In our modern, always on world , we’re spoiled for choice and can find entertainment on social media at literally any minute of the day. But for all it’s convenience and ‘entertainment’ values there lurks a darker side behind the facade.
The thing is, people generally make posts when things are going well. We post when we’re having an awesome hair day, eating at a fabulous restaurant or on that perfect trip to Ibiza. And when it’s not we may think it necessary to paint a picture for others to think everything is just dandy.
We post then not just to flex, but also to curate the life we want people to believe we have. Ironically this cultural inclination tends to leave us feeling worse off, like we’re somehow failing, because we’re constantly bombarded by how ‘good’ everybody else has it. In recent years several studies has shown that this need to keep up appearances and ‘fit in’ (on social media) not only causes us stress, but actually leads to depression and in extreme cases even disorders like body dysmorphia.

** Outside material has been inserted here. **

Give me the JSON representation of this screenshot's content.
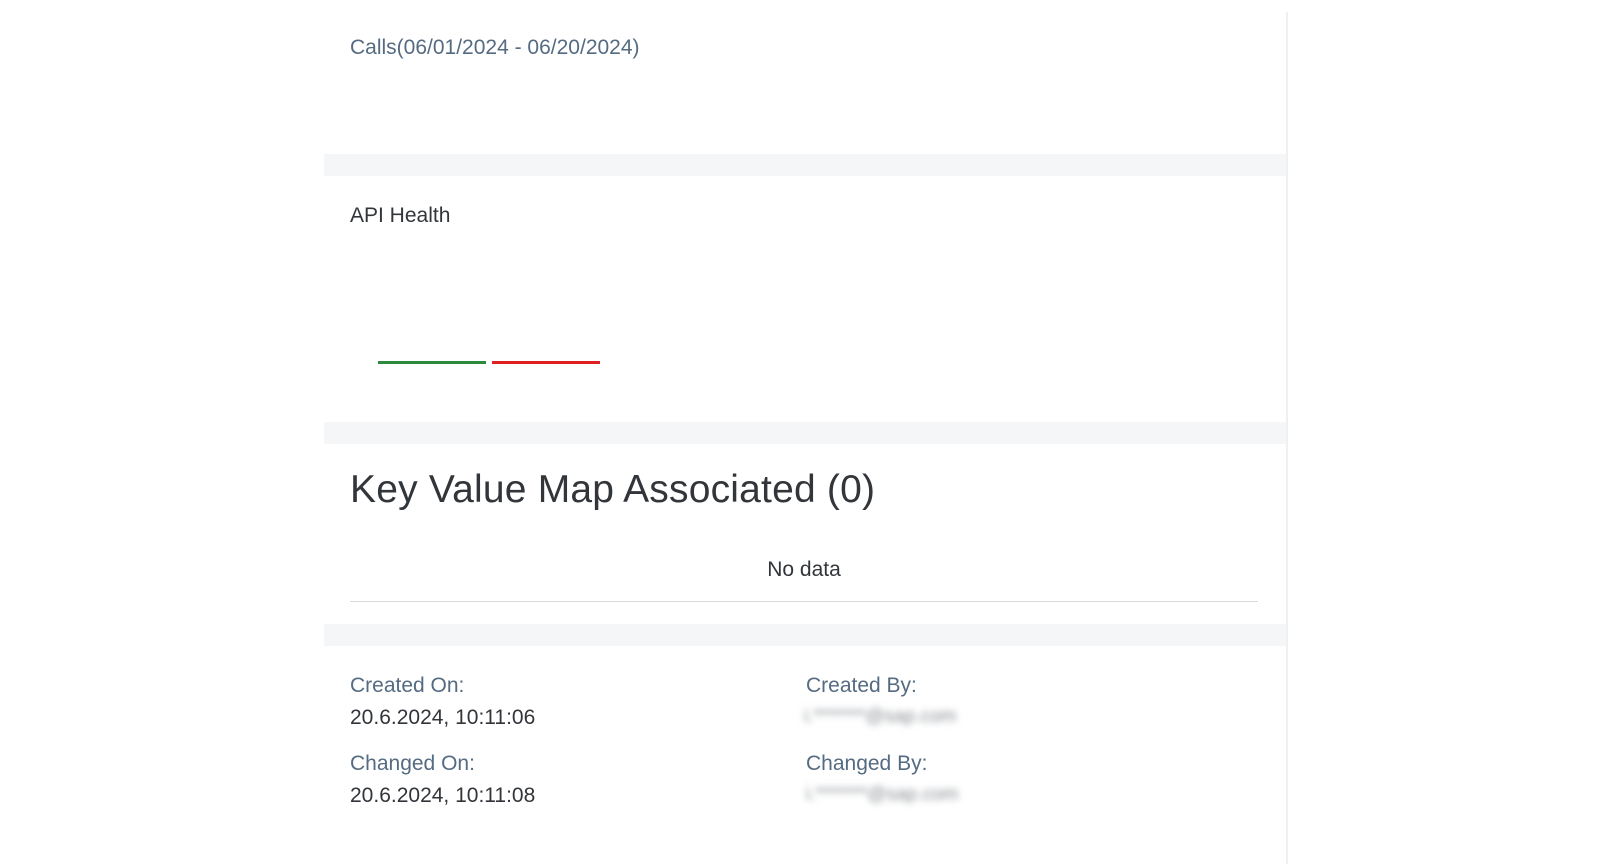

The Model, rugby star and Olympic bobsled competitor recently opened up about his own struggles with depression and the pressures of maintaining a curated insta-life. Dunn posted an image of himself on the rugby field with a lengthy statement on how his online personality is just a fraction of the true story.
“The online persona I show you is all photoshoots, parties and magazine covers…” wrote Dunn. “This hasn’t always been entirely the truth. Earlier this year, I found myself back in Australia, living in a country town in my mother’s spare room and financially broke.”

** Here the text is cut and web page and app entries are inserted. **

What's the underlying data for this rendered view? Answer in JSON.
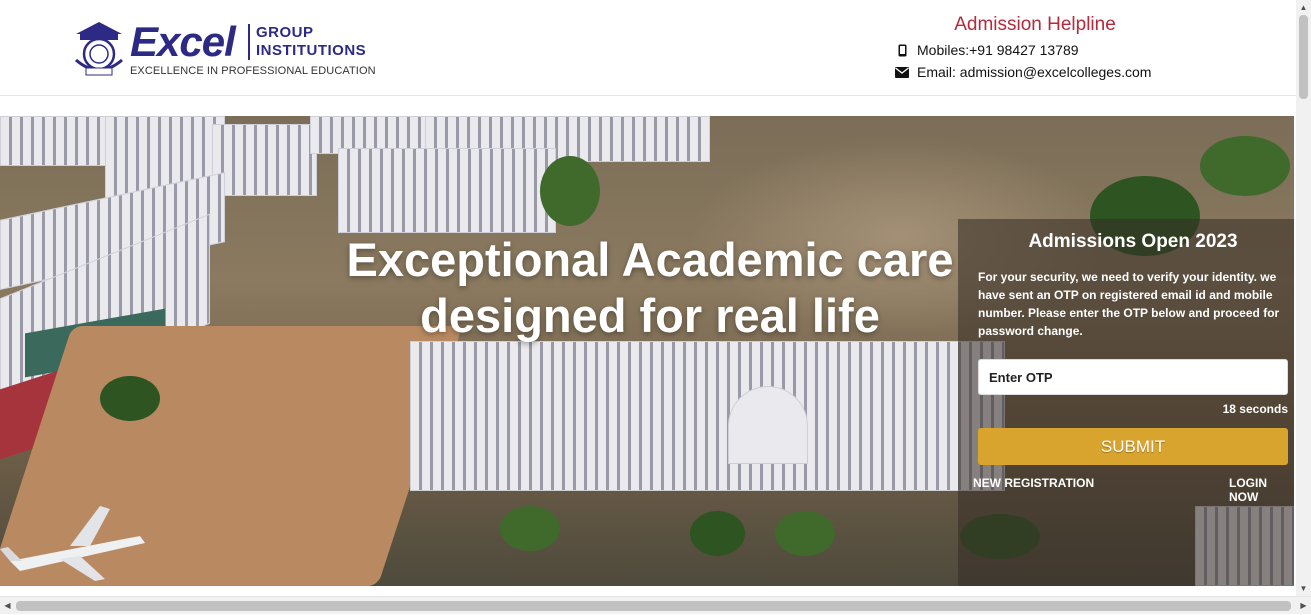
{
  "header": {
    "logo": {
      "seal_text_top": "SRET",
      "seal_text_bottom": "EXCEL",
      "brand": "Excel",
      "group_line1": "GROUP",
      "group_line2": "INSTITUTIONS",
      "tagline": "EXCELLENCE IN PROFESSIONAL EDUCATION"
    },
    "helpline": {
      "title": "Admission Helpline",
      "mobile": "Mobiles:+91 98427 13789",
      "email": "Email: admission@excelcolleges.com",
      "mobile_icon": "mobile-phone-icon",
      "email_icon": "envelope-icon"
    }
  },
  "hero": {
    "headline": "Exceptional Academic care designed for real life"
  },
  "panel": {
    "title": "Admissions Open 2023",
    "message": "For your security, we need to verify your identity. we have sent an OTP on registered email id and mobile number. Please enter the OTP below and proceed for password change.",
    "otp_placeholder": "Enter OTP",
    "timer": "18 seconds",
    "submit_label": "SUBMIT",
    "new_registration": "NEW REGISTRATION",
    "login_now": "LOGIN NOW"
  },
  "colors": {
    "brand_navy": "#2d2a86",
    "helpline_red": "#b8283b",
    "submit_gold": "#d9a42e"
  }
}
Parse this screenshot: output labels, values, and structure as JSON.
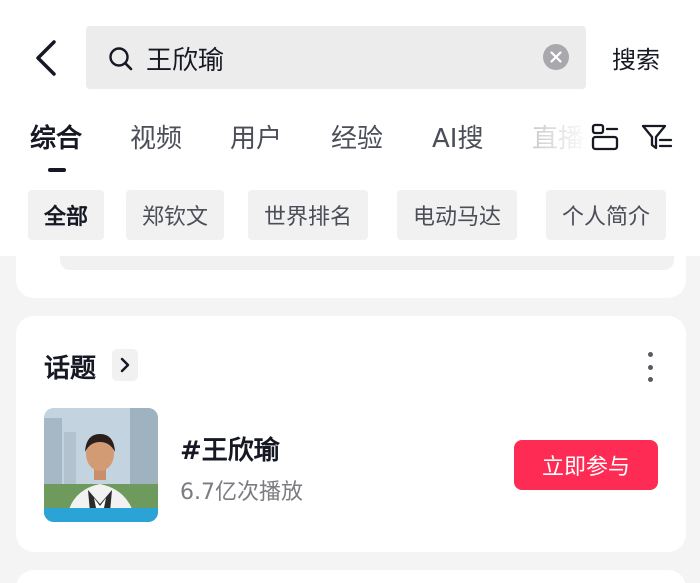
{
  "search": {
    "query": "王欣瑜",
    "submit_label": "搜索"
  },
  "tabs": [
    {
      "label": "综合"
    },
    {
      "label": "视频"
    },
    {
      "label": "用户"
    },
    {
      "label": "经验"
    },
    {
      "label": "AI搜"
    },
    {
      "label": "直播"
    }
  ],
  "chips": [
    {
      "label": "全部"
    },
    {
      "label": "郑钦文"
    },
    {
      "label": "世界排名"
    },
    {
      "label": "电动马达"
    },
    {
      "label": "个人简介"
    }
  ],
  "topic_card": {
    "title": "话题",
    "topic_name": "#王欣瑜",
    "views": "6.7亿次播放",
    "join_label": "立即参与"
  },
  "colors": {
    "accent": "#fe2c55",
    "text_primary": "#161823",
    "text_secondary": "#7b7c82",
    "page_bg": "#f4f4f4"
  },
  "icons": [
    "back-arrow-icon",
    "search-icon",
    "clear-icon",
    "layout-icon",
    "filter-icon",
    "chevron-right-icon",
    "more-vertical-icon"
  ]
}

“Having to rebuild my life at the time felt like a monumental task. I honestly didn’t think I could do it. I stopped looking after myself, drinking most weekends away, stopped training, all things which compounded the low point I was in. It honestly felt all the years of hard work had only led me back to where I began. For the first time in my life I’d felt anxiety, which was something new, scary and very overwhelming at times.”
“Only weeks earlier I was living in London with my partner, running my own business, attending every party I was invited to, appearing in countless photoshoots and magazines. Before this I was in North America representing Australia in bobsleigh, training and competing, whilst getting flown to media gigs and appearances all around the world.”
“I was passionate about doing everything I could to show the world that out and proud athletes exist. I felt the world was my oyster and this was my chance to do exactly that. I felt like I’d failed and let so many people down. Life over the last several years has been a truly amazing adventure. This now felt all but a distant memory. Many tears were cried over many nights, and some days I didn’t want to even get out of bed.”
“This image is me at the height of that time, I questioned if I should post it because it doesn’t portray the person I show the world. There’s no abs, I was unhappy and lost. It portrays the real me, someone who, like everyone else, has obstacles they need to overcome. My little victory is being able to post it now, only a few months later, passionate for life again and looking forward to the next adventure.”
“The Simon you see online is the Simon I want you to see, maybe it’s my pride or the influence of social media, but it’s not always as it seems. Life is a series of ups and downs, just remember – there’s always light at the end of the tunnel no matter how dark it may seem!”
For Simon this period of darkness seems to have come to an end as he posted a message to his Facebook account thanking everyone for their support.
I for one am proud of Simon for coming forward, for now he is not only a beacon for the LGBT community, but also for anyone who feels like they’re dealing with the darkness of depression on their own. The world may just be a better place if all of us where this real and honest on social media. After all, there’s really nothing we can’t overcome if we stand together in honesty.